<i>Scottsboro</i> is a potent film, exposing another example of this country’s appalling injustices to black Americans. The film eloquently examines the years of hardship endured by nine black men solely because of the racism permeating our judicial system. The film brilliantly sets the stage for the unfortunate incident, beginning with a condensed portrait of the American South in the early 1930s. The Scottsboro case involved nine black men, ages thirteen to nineteen, accused of raping two young white women while riding the rails in Alabama in 1931. Ten thousand people gathered outside the jail in Scottsboro, where the boys were awaiting trial. Because no one in the state would take the case, the boys were poorly represented by a lawyer from Chattanooga. All nine were convicted and received death sentences. The American Communist Party came to their defense, staging rallies nationwide. The party also hired a famous defense lawyer from New York,
Samuel Leibowitz, to retry the case, and it seemed the boys might finally get a fair trial. Though he introduced enough evidence for acquittal, Leibowitz did not take into account the negative impact he was having on an all-white, southern jury.
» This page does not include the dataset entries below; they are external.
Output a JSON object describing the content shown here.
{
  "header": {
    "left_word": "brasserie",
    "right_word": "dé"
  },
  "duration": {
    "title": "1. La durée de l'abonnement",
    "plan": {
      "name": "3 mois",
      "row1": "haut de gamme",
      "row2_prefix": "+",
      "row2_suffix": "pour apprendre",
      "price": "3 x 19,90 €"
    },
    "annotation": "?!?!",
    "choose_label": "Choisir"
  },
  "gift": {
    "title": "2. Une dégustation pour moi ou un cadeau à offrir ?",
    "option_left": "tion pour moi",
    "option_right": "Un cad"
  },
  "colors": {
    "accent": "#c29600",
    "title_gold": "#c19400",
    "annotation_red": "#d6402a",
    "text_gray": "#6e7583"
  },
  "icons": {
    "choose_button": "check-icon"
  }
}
The case was lost before he started.
The film successfully takes viewers on a multi-decade journey, following the boys from adolescence through their adult lives, where they became pawns in a fierce battle over race, politics, and geography. Interviews with surviving witnesses to the trials and letters written by the boys vividly bring the case to life in this pivotal, overlooked chapter in our nation’s history.